**WHAT THE EXERCISE ASKS:** Produce a character-for-character copy of the data below.

»»

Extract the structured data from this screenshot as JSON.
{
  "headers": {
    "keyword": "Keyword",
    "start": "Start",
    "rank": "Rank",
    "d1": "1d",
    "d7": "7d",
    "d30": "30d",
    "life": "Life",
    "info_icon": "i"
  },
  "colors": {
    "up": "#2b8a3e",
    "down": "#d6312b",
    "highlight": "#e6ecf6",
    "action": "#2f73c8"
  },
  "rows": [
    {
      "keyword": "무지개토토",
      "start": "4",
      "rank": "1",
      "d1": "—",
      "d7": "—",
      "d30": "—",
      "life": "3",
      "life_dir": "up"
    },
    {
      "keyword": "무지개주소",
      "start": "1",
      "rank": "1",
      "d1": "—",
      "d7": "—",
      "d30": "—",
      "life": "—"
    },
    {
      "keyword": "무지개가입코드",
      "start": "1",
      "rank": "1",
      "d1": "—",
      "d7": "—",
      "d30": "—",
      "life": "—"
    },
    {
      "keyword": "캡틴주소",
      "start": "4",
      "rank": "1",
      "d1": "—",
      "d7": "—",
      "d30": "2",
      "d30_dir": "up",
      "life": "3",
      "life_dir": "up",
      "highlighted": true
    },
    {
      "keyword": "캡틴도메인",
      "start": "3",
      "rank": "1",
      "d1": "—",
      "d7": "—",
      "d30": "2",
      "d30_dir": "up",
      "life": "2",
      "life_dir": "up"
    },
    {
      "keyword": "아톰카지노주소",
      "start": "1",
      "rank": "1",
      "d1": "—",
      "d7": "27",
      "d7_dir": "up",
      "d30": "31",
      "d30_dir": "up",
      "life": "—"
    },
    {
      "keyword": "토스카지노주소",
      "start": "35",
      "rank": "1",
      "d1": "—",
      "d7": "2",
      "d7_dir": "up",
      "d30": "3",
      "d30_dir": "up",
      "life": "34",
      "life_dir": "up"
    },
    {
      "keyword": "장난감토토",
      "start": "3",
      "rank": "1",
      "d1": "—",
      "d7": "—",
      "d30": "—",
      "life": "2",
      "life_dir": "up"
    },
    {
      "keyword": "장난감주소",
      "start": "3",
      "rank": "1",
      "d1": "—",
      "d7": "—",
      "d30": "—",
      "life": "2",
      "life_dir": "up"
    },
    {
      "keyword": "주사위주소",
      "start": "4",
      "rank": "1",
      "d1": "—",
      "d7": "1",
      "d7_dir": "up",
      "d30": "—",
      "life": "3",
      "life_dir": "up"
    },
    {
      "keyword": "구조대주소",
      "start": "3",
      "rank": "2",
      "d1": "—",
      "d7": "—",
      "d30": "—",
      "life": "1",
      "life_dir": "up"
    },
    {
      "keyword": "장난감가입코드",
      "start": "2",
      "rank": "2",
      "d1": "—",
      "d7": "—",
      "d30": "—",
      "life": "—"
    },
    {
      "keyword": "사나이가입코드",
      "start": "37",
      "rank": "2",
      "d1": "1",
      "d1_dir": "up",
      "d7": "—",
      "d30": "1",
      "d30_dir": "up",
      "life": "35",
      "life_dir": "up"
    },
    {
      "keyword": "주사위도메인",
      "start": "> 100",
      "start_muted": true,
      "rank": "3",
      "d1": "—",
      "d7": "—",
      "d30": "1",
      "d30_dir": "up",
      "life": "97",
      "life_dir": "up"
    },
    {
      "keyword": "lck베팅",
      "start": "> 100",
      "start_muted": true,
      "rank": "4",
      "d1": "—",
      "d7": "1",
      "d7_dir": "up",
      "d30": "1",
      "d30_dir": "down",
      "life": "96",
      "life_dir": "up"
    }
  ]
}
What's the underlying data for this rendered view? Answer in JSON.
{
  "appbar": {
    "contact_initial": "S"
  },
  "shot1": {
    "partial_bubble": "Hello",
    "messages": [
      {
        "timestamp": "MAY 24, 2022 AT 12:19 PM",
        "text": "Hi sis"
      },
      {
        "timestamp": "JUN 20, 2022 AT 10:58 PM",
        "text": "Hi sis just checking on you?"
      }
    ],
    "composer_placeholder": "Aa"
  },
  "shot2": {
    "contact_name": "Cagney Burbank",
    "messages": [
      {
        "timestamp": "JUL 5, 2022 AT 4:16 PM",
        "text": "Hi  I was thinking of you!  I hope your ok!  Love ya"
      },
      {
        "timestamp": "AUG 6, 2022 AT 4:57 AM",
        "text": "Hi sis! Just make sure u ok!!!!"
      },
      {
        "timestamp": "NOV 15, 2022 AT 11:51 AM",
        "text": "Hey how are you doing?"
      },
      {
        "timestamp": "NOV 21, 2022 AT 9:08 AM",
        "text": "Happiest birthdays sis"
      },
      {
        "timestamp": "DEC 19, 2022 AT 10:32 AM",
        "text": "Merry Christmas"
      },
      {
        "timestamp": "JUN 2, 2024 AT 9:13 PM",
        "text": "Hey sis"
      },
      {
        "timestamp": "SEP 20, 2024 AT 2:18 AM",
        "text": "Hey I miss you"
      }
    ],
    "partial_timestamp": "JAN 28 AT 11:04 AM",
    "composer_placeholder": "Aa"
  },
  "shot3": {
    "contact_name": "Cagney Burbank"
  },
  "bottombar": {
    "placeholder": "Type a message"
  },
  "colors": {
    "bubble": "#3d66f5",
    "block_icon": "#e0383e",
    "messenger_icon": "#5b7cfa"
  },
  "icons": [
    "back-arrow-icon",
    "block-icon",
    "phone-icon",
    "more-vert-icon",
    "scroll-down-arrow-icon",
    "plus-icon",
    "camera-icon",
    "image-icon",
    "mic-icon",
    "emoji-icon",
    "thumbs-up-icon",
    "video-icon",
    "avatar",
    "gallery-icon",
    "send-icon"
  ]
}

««

**FINISHED TASK:**
Extract the structured data from this screenshot as JSON.
{
  "headers": {
    "keyword": "Keyword",
    "start": "Start",
    "rank": "Rank",
    "d1": "1d",
    "d7": "7d",
    "d30": "30d",
    "life": "Life",
    "info_icon": "i"
  },
  "colors": {
    "up": "#2b8a3e",
    "down": "#d6312b",
    "highlight": "#e6ecf6",
    "action": "#2f73c8"
  },
  "rows": [
    {
      "keyword": "무지개토토",
      "start": "4",
      "rank": "1",
      "d1": "—",
      "d7": "—",
      "d30": "—",
      "life": "3",
      "life_dir": "up"
    },
    {
      "keyword": "무지개주소",
      "start": "1",
      "rank": "1",
      "d1": "—",
      "d7": "—",
      "d30": "—",
      "life": "—"
    },
    {
      "keyword": "무지개가입코드",
      "start": "1",
      "rank": "1",
      "d1": "—",
      "d7": "—",
      "d30": "—",
      "life": "—"
    },
    {
      "keyword": "캡틴주소",
      "start": "4",
      "rank": "1",
      "d1": "—",
      "d7": "—",
      "d30": "2",
      "d30_dir": "up",
      "life": "3",
      "life_dir": "up",
      "highlighted": true
    },
    {
      "keyword": "캡틴도메인",
      "start": "3",
      "rank": "1",
      "d1": "—",
      "d7": "—",
      "d30": "2",
      "d30_dir": "up",
      "life": "2",
      "life_dir": "up"
    },
    {
      "keyword": "아톰카지노주소",
      "start": "1",
      "rank": "1",
      "d1": "—",
      "d7": "27",
      "d7_dir": "up",
      "d30": "31",
      "d30_dir": "up",
      "life": "—"
    },
    {
      "keyword": "토스카지노주소",
      "start": "35",
      "rank": "1",
      "d1": "—",
      "d7": "2",
      "d7_dir": "up",
      "d30": "3",
      "d30_dir": "up",
      "life": "34",
      "life_dir": "up"
    },
    {
      "keyword": "장난감토토",
      "start": "3",
      "rank": "1",
      "d1": "—",
      "d7": "—",
      "d30": "—",
      "life": "2",
      "life_dir": "up"
    },
    {
      "keyword": "장난감주소",
      "start": "3",
      "rank": "1",
      "d1": "—",
      "d7": "—",
      "d30": "—",
      "life": "2",
      "life_dir": "up"
    },
    {
      "keyword": "주사위주소",
      "start": "4",
      "rank": "1",
      "d1": "—",
      "d7": "1",
      "d7_dir": "up",
      "d30": "—",
      "life": "3",
      "life_dir": "up"
    },
    {
      "keyword": "구조대주소",
      "start": "3",
      "rank": "2",
      "d1": "—",
      "d7": "—",
      "d30": "—",
      "life": "1",
      "life_dir": "up"
    },
    {
      "keyword": "장난감가입코드",
      "start": "2",
      "rank": "2",
      "d1": "—",
      "d7": "—",
      "d30": "—",
      "life": "—"
    },
    {
      "keyword": "사나이가입코드",
      "start": "37",
      "rank": "2",
      "d1": "1",
      "d1_dir": "up",
      "d7": "—",
      "d30": "1",
      "d30_dir": "up",
      "life": "35",
      "life_dir": "up"
    },
    {
      "keyword": "주사위도메인",
      "start": "> 100",
      "start_muted": true,
      "rank": "3",
      "d1": "—",
      "d7": "—",
      "d30": "1",
      "d30_dir": "up",
      "life": "97",
      "life_dir": "up"
    },
    {
      "keyword": "lck베팅",
      "start": "> 100",
      "start_muted": true,
      "rank": "4",
      "d1": "—",
      "d7": "1",
      "d7_dir": "up",
      "d30": "1",
      "d30_dir": "down",
      "life": "96",
      "life_dir": "up"
    }
  ]
}
What's the underlying data for this rendered view? Answer in JSON.
{
  "appbar": {
    "contact_initial": "S"
  },
  "shot1": {
    "partial_bubble": "Hello",
    "messages": [
      {
        "timestamp": "MAY 24, 2022 AT 12:19 PM",
        "text": "Hi sis"
      },
      {
        "timestamp": "JUN 20, 2022 AT 10:58 PM",
        "text": "Hi sis just checking on you?"
      }
    ],
    "composer_placeholder": "Aa"
  },
  "shot2": {
    "contact_name": "Cagney Burbank",
    "messages": [
      {
        "timestamp": "JUL 5, 2022 AT 4:16 PM",
        "text": "Hi  I was thinking of you!  I hope your ok!  Love ya"
      },
      {
        "timestamp": "AUG 6, 2022 AT 4:57 AM",
        "text": "Hi sis! Just make sure u ok!!!!"
      },
      {
        "timestamp": "NOV 15, 2022 AT 11:51 AM",
        "text": "Hey how are you doing?"
      },
      {
        "timestamp": "NOV 21, 2022 AT 9:08 AM",
        "text": "Happiest birthdays sis"
      },
      {
        "timestamp": "DEC 19, 2022 AT 10:32 AM",
        "text": "Merry Christmas"
      },
      {
        "timestamp": "JUN 2, 2024 AT 9:13 PM",
        "text": "Hey sis"
      },
      {
        "timestamp": "SEP 20, 2024 AT 2:18 AM",
        "text": "Hey I miss you"
      }
    ],
    "partial_timestamp": "JAN 28 AT 11:04 AM",
    "composer_placeholder": "Aa"
  },
  "shot3": {
    "contact_name": "Cagney Burbank"
  },
  "bottombar": {
    "placeholder": "Type a message"
  },
  "colors": {
    "bubble": "#3d66f5",
    "block_icon": "#e0383e",
    "messenger_icon": "#5b7cfa"
  },
  "icons": [
    "back-arrow-icon",
    "block-icon",
    "phone-icon",
    "more-vert-icon",
    "scroll-down-arrow-icon",
    "plus-icon",
    "camera-icon",
    "image-icon",
    "mic-icon",
    "emoji-icon",
    "thumbs-up-icon",
    "video-icon",
    "avatar",
    "gallery-icon",
    "send-icon"
  ]
}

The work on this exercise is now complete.